Supplied data:
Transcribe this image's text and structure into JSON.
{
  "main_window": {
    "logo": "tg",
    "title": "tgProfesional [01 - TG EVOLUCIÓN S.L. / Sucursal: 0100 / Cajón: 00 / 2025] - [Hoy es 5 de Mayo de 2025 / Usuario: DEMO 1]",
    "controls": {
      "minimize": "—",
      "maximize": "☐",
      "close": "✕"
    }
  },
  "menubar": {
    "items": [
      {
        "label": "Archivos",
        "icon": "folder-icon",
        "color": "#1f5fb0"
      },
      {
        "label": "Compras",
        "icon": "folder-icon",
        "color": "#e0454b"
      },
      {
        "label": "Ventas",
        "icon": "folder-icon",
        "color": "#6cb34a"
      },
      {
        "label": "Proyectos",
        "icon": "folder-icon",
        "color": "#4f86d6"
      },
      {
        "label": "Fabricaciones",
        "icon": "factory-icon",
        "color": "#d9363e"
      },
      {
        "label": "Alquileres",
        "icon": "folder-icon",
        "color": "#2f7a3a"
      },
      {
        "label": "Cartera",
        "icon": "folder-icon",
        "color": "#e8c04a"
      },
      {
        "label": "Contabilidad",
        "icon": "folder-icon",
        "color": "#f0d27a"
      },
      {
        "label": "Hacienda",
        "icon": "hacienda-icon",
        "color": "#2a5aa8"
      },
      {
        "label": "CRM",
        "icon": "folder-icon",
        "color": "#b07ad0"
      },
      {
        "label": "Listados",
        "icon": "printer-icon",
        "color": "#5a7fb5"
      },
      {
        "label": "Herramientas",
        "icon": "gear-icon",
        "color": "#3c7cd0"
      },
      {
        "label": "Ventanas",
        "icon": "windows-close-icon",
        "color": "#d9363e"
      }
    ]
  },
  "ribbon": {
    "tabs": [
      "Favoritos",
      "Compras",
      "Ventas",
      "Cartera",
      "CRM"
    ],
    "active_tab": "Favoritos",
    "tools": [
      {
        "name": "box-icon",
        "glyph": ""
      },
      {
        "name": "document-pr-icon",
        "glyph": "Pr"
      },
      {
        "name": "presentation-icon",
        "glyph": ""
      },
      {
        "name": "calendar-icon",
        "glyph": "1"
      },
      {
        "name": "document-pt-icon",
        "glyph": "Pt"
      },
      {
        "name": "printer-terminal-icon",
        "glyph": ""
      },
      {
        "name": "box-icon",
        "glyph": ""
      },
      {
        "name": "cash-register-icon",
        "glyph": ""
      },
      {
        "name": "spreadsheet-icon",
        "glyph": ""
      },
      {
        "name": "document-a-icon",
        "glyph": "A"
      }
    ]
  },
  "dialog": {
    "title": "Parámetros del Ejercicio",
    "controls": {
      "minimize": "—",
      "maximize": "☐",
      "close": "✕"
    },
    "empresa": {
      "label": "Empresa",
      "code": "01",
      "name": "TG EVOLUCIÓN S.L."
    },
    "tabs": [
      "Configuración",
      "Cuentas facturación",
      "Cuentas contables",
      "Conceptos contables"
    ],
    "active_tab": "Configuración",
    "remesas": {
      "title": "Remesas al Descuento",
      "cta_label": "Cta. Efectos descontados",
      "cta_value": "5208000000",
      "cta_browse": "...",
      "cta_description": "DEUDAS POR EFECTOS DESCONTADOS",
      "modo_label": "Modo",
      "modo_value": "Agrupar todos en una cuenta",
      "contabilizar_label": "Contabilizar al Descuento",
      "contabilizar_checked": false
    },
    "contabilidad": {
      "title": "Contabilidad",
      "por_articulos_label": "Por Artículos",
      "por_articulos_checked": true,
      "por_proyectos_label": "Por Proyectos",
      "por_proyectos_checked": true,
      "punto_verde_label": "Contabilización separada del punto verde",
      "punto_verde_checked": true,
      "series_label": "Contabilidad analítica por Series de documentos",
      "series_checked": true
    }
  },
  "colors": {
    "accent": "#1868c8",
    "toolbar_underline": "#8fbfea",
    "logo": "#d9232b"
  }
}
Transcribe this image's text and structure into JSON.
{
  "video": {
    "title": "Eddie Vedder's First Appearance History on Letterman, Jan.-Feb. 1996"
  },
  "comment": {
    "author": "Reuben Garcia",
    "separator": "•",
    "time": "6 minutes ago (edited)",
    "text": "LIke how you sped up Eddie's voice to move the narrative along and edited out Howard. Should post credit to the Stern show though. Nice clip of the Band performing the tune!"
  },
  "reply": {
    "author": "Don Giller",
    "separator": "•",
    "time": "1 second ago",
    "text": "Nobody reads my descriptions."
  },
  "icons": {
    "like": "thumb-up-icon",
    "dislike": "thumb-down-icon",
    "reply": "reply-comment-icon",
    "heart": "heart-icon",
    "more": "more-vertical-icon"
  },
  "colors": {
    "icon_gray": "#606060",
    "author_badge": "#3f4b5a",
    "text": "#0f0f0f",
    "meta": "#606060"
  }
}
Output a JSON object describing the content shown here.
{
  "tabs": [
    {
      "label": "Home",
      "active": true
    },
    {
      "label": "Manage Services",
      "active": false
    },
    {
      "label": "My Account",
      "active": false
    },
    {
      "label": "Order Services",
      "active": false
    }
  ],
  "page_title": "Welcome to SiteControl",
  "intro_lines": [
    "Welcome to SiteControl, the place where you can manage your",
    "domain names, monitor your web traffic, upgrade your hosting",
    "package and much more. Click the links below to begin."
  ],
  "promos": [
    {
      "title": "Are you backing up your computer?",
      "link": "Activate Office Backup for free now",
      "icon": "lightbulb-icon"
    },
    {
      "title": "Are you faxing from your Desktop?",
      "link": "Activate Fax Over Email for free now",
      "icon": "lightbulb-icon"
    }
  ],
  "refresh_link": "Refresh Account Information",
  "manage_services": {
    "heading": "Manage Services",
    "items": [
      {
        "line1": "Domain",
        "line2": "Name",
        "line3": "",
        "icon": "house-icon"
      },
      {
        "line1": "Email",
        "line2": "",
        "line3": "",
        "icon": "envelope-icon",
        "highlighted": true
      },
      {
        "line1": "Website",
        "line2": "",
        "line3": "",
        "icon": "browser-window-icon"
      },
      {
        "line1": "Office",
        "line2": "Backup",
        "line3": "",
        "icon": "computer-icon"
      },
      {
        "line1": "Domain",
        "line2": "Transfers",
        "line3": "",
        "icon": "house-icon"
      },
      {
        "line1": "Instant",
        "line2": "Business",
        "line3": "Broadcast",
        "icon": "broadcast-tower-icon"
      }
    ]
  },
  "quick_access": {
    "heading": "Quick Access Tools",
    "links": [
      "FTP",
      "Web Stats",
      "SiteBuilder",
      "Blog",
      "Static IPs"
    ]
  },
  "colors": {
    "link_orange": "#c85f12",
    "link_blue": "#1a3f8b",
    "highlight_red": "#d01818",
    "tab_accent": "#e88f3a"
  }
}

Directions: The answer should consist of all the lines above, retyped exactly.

Output of the exercise:
Transcribe this image's text and structure into JSON.
{
  "main_window": {
    "logo": "tg",
    "title": "tgProfesional [01 - TG EVOLUCIÓN S.L. / Sucursal: 0100 / Cajón: 00 / 2025] - [Hoy es 5 de Mayo de 2025 / Usuario: DEMO 1]",
    "controls": {
      "minimize": "—",
      "maximize": "☐",
      "close": "✕"
    }
  },
  "menubar": {
    "items": [
      {
        "label": "Archivos",
        "icon": "folder-icon",
        "color": "#1f5fb0"
      },
      {
        "label": "Compras",
        "icon": "folder-icon",
        "color": "#e0454b"
      },
      {
        "label": "Ventas",
        "icon": "folder-icon",
        "color": "#6cb34a"
      },
      {
        "label": "Proyectos",
        "icon": "folder-icon",
        "color": "#4f86d6"
      },
      {
        "label": "Fabricaciones",
        "icon": "factory-icon",
        "color": "#d9363e"
      },
      {
        "label": "Alquileres",
        "icon": "folder-icon",
        "color": "#2f7a3a"
      },
      {
        "label": "Cartera",
        "icon": "folder-icon",
        "color": "#e8c04a"
      },
      {
        "label": "Contabilidad",
        "icon": "folder-icon",
        "color": "#f0d27a"
      },
      {
        "label": "Hacienda",
        "icon": "hacienda-icon",
        "color": "#2a5aa8"
      },
      {
        "label": "CRM",
        "icon": "folder-icon",
        "color": "#b07ad0"
      },
      {
        "label": "Listados",
        "icon": "printer-icon",
        "color": "#5a7fb5"
      },
      {
        "label": "Herramientas",
        "icon": "gear-icon",
        "color": "#3c7cd0"
      },
      {
        "label": "Ventanas",
        "icon": "windows-close-icon",
        "color": "#d9363e"
      }
    ]
  },
  "ribbon": {
    "tabs": [
      "Favoritos",
      "Compras",
      "Ventas",
      "Cartera",
      "CRM"
    ],
    "active_tab": "Favoritos",
    "tools": [
      {
        "name": "box-icon",
        "glyph": ""
      },
      {
        "name": "document-pr-icon",
        "glyph": "Pr"
      },
      {
        "name": "presentation-icon",
        "glyph": ""
      },
      {
        "name": "calendar-icon",
        "glyph": "1"
      },
      {
        "name": "document-pt-icon",
        "glyph": "Pt"
      },
      {
        "name": "printer-terminal-icon",
        "glyph": ""
      },
      {
        "name": "box-icon",
        "glyph": ""
      },
      {
        "name": "cash-register-icon",
        "glyph": ""
      },
      {
        "name": "spreadsheet-icon",
        "glyph": ""
      },
      {
        "name": "document-a-icon",
        "glyph": "A"
      }
    ]
  },
  "dialog": {
    "title": "Parámetros del Ejercicio",
    "controls": {
      "minimize": "—",
      "maximize": "☐",
      "close": "✕"
    },
    "empresa": {
      "label": "Empresa",
      "code": "01",
      "name": "TG EVOLUCIÓN S.L."
    },
    "tabs": [
      "Configuración",
      "Cuentas facturación",
      "Cuentas contables",
      "Conceptos contables"
    ],
    "active_tab": "Configuración",
    "remesas": {
      "title": "Remesas al Descuento",
      "cta_label": "Cta. Efectos descontados",
      "cta_value": "5208000000",
      "cta_browse": "...",
      "cta_description": "DEUDAS POR EFECTOS DESCONTADOS",
      "modo_label": "Modo",
      "modo_value": "Agrupar todos en una cuenta",
      "contabilizar_label": "Contabilizar al Descuento",
      "contabilizar_checked": false
    },
    "contabilidad": {
      "title": "Contabilidad",
      "por_articulos_label": "Por Artículos",
      "por_articulos_checked": true,
      "por_proyectos_label": "Por Proyectos",
      "por_proyectos_checked": true,
      "punto_verde_label": "Contabilización separada del punto verde",
      "punto_verde_checked": true,
      "series_label": "Contabilidad analítica por Series de documentos",
      "series_checked": true
    }
  },
  "colors": {
    "accent": "#1868c8",
    "toolbar_underline": "#8fbfea",
    "logo": "#d9232b"
  }
}
Transcribe this image's text and structure into JSON.
{
  "video": {
    "title": "Eddie Vedder's First Appearance History on Letterman, Jan.-Feb. 1996"
  },
  "comment": {
    "author": "Reuben Garcia",
    "separator": "•",
    "time": "6 minutes ago (edited)",
    "text": "LIke how you sped up Eddie's voice to move the narrative along and edited out Howard. Should post credit to the Stern show though. Nice clip of the Band performing the tune!"
  },
  "reply": {
    "author": "Don Giller",
    "separator": "•",
    "time": "1 second ago",
    "text": "Nobody reads my descriptions."
  },
  "icons": {
    "like": "thumb-up-icon",
    "dislike": "thumb-down-icon",
    "reply": "reply-comment-icon",
    "heart": "heart-icon",
    "more": "more-vertical-icon"
  },
  "colors": {
    "icon_gray": "#606060",
    "author_badge": "#3f4b5a",
    "text": "#0f0f0f",
    "meta": "#606060"
  }
}
Output a JSON object describing the content shown here.
{
  "tabs": [
    {
      "label": "Home",
      "active": true
    },
    {
      "label": "Manage Services",
      "active": false
    },
    {
      "label": "My Account",
      "active": false
    },
    {
      "label": "Order Services",
      "active": false
    }
  ],
  "page_title": "Welcome to SiteControl",
  "intro_lines": [
    "Welcome to SiteControl, the place where you can manage your",
    "domain names, monitor your web traffic, upgrade your hosting",
    "package and much more. Click the links below to begin."
  ],
  "promos": [
    {
      "title": "Are you backing up your computer?",
      "link": "Activate Office Backup for free now",
      "icon": "lightbulb-icon"
    },
    {
      "title": "Are you faxing from your Desktop?",
      "link": "Activate Fax Over Email for free now",
      "icon": "lightbulb-icon"
    }
  ],
  "refresh_link": "Refresh Account Information",
  "manage_services": {
    "heading": "Manage Services",
    "items": [
      {
        "line1": "Domain",
        "line2": "Name",
        "line3": "",
        "icon": "house-icon"
      },
      {
        "line1": "Email",
        "line2": "",
        "line3": "",
        "icon": "envelope-icon",
        "highlighted": true
      },
      {
        "line1": "Website",
        "line2": "",
        "line3": "",
        "icon": "browser-window-icon"
      },
      {
        "line1": "Office",
        "line2": "Backup",
        "line3": "",
        "icon": "computer-icon"
      },
      {
        "line1": "Domain",
        "line2": "Transfers",
        "line3": "",
        "icon": "house-icon"
      },
      {
        "line1": "Instant",
        "line2": "Business",
        "line3": "Broadcast",
        "icon": "broadcast-tower-icon"
      }
    ]
  },
  "quick_access": {
    "heading": "Quick Access Tools",
    "links": [
      "FTP",
      "Web Stats",
      "SiteBuilder",
      "Blog",
      "Static IPs"
    ]
  },
  "colors": {
    "link_orange": "#c85f12",
    "link_blue": "#1a3f8b",
    "highlight_red": "#d01818",
    "tab_accent": "#e88f3a"
  }
}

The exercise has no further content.